Web page and app entries:
——

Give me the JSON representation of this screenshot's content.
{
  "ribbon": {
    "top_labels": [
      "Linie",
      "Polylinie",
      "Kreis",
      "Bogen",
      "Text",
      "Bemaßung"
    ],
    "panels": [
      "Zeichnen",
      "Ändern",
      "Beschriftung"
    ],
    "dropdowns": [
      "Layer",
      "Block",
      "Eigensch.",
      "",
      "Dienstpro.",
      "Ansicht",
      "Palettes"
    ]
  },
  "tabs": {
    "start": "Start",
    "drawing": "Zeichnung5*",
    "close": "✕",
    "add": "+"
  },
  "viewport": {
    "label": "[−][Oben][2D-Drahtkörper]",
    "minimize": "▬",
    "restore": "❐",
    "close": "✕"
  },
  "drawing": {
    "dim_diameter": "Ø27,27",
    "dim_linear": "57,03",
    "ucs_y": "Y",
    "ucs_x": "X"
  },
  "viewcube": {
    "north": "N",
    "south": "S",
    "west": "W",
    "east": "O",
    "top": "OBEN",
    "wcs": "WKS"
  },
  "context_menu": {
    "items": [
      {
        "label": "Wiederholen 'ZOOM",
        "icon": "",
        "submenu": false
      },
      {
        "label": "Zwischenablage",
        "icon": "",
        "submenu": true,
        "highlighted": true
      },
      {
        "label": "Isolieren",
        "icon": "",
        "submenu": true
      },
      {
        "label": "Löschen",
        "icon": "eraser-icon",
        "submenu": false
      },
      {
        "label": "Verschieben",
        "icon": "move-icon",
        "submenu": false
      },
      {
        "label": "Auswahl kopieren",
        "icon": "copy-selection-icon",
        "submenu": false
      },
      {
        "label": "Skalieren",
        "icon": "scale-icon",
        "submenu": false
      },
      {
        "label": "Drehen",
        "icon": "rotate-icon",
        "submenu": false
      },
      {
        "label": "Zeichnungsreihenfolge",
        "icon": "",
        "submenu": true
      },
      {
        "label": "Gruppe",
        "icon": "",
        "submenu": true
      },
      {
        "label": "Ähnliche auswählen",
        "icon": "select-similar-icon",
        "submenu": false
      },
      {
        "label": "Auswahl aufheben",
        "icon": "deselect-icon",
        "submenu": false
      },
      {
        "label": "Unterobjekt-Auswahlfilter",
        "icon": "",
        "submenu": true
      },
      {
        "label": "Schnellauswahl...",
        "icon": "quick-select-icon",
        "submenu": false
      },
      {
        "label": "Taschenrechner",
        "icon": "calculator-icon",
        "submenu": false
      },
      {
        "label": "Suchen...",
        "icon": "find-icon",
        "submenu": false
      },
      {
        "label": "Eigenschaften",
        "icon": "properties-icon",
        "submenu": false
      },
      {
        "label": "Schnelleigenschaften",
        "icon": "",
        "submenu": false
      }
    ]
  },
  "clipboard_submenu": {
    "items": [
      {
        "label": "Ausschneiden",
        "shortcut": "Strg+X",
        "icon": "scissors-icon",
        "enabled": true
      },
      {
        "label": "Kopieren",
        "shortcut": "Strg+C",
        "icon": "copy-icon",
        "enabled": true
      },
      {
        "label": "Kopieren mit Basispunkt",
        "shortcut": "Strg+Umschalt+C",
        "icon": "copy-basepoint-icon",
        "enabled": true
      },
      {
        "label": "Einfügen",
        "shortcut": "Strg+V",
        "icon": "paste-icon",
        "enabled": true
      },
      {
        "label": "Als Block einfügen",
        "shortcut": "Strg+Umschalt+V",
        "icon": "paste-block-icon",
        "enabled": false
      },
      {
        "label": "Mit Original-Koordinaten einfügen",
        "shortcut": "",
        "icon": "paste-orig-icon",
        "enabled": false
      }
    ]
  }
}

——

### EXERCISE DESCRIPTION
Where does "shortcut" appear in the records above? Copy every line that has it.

### RESPONSE TO THIS TASK
        "shortcut": "Strg+X",
        "shortcut": "Strg+C",
        "shortcut": "Strg+Umschalt+C",
        "shortcut": "Strg+V",
        "shortcut": "Strg+Umschalt+V",
        "shortcut": "",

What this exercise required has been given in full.